The nuclear reactor heats the liquid hydrogen and injects liquid oxygen in the supersonic thruster nozzles (developed by Rockwell), so that the hydrogen burns concurrently in the liquid oxygen afterburner. This multi-mode propulsion system can operate in the atmosphere, with thrust being provided by the nuclear reactor, in the upper atmosphere, with hydrogen propulsion; and in orbit, with the combined hydrogen/oxygen propulsion. Directional propulsion is thus provided by the three multi-mode thrusters mounted at each bottom corner of the triangular platform. The TR-3B is a sub-Mach 9 vehicle until it reaches altitudes above 100,000 feet. It is 600 feet across, which would make it similar in size to an aircraft carrier. At least three prototypes were built, each measuring about 60 metres across, and the operational model is about 180 metres (600 feet) across.
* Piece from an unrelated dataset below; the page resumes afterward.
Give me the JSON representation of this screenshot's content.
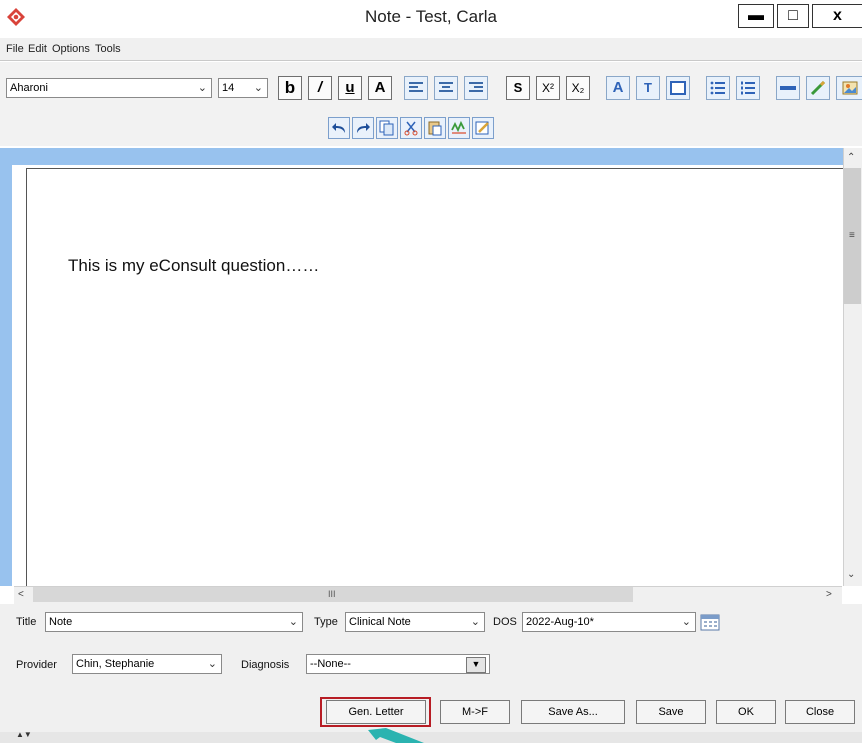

The TR-3B can thus be used as a reconnaissance platform with an indefinite loiter time.